Finding a charity to donate your hard-earned event money to is always tricky because you want to make sure the money is going to the people in need. Often times charities end up spending most of their funds on their own campaign and operating costs, and some even commit outright fraud! It’s all very similar to the homeless man you see standing on the freeway off-ramp: if you give him money, is he really going to go buy food or buy booze? That same feeling can get exaggerated ten-fold when finding a reputable non-profit to tie to your event, because in this case you’re dealing with other people’s money and not your own. Although having your event attached to a charity can help you increase attendance, as well as aid a worthy cause, it can also be a stressful experience choosing the right one. Thankfully there are numerous industry watchdogs out there that are helping ease the process.

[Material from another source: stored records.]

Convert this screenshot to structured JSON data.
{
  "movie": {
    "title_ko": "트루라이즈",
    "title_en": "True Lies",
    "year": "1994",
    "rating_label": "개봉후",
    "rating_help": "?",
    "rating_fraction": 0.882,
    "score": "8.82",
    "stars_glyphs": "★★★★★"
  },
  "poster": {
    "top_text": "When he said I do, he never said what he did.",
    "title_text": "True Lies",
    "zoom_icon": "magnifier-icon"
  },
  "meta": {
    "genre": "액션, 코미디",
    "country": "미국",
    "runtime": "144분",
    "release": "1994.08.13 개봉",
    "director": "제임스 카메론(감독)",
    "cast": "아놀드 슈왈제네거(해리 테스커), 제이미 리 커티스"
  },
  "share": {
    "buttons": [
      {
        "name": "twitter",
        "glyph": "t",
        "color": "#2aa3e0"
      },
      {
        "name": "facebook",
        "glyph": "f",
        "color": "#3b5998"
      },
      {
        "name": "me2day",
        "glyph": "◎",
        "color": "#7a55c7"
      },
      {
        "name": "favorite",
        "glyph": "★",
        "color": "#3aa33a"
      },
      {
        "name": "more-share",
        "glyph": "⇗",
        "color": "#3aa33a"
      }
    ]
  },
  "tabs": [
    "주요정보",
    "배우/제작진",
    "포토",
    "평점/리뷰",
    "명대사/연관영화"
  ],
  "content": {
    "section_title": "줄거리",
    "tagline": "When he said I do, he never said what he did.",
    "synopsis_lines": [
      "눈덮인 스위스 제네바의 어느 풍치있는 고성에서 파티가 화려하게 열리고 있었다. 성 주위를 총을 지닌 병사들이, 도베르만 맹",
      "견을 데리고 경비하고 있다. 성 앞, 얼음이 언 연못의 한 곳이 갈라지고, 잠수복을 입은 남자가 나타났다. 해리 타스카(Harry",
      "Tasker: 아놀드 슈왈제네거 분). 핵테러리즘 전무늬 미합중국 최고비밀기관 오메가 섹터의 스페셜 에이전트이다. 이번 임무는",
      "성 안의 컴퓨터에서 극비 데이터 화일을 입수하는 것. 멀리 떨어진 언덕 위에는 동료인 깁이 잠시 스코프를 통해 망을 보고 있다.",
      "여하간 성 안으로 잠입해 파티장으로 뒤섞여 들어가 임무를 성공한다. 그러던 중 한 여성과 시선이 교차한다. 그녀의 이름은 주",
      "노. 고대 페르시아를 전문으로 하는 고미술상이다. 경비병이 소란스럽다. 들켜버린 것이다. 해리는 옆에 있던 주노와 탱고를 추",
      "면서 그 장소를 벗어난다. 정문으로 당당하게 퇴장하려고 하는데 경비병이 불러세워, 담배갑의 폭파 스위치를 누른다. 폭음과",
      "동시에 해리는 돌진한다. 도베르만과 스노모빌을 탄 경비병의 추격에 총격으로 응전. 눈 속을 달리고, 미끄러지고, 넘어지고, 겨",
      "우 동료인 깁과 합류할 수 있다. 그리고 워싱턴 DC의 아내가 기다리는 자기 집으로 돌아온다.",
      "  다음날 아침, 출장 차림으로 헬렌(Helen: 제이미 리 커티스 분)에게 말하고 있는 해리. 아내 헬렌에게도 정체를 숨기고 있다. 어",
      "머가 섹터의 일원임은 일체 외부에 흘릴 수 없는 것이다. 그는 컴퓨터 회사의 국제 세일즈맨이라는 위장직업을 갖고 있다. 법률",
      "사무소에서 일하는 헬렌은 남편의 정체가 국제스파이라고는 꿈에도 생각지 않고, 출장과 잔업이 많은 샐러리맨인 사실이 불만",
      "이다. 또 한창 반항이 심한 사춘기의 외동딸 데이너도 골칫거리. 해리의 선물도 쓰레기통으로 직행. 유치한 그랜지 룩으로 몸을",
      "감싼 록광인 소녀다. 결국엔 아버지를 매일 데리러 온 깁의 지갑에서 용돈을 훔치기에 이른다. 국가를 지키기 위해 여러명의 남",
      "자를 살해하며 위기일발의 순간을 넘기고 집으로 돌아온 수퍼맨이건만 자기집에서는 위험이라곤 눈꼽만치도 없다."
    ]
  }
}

To locate and weed out non-efficient or fraudulent charity organizations, the Better Business Bureau’s Wise Giving Alliance has recently changed its guidelines when it comes to evaluating charities. In order to be considered reputable by the BBB, a charity/non-profit must spend at least 65% of its revenue on its needy. The charity must also send annual reports to the BBB, quickly reply to any complaints, and meet a long list of qualifications (see the full “standards for charity accountability”). Some feel the BBB’s system is flawed however, because it is dependent on full cooperation of charities to accurately disclose all financials, complete a questionnaire, and comply with all additional requests for information. Regardless, it’s still a great reference point.

Another organization known as the American Institute of Philanthropy evaluates and scrutinizes charity tax forms along with audited financial statements in order to pinpoint sub-par charities and “maximize the effectiveness of every dollar contributed.” Their validity lies in their industry independence, meaning they do not charge charities to appear on their lists and they do not accept advertising on their site. Furthermore, they evaluate many charities the BBB may skip including social welfare groups not eligible for tax-deductible contributions, like the ACLU and HRC.

Finally there are numerous independent organizations such as Guidestar and Charity Navigator, with user-friendly interfaces that help simplify charity breakdowns. In addition, many state regulators are beginning to build their own standards for charities and making their findings available to the public (for Californias go to With all these tools in place, finding a reputable charity has never been easier.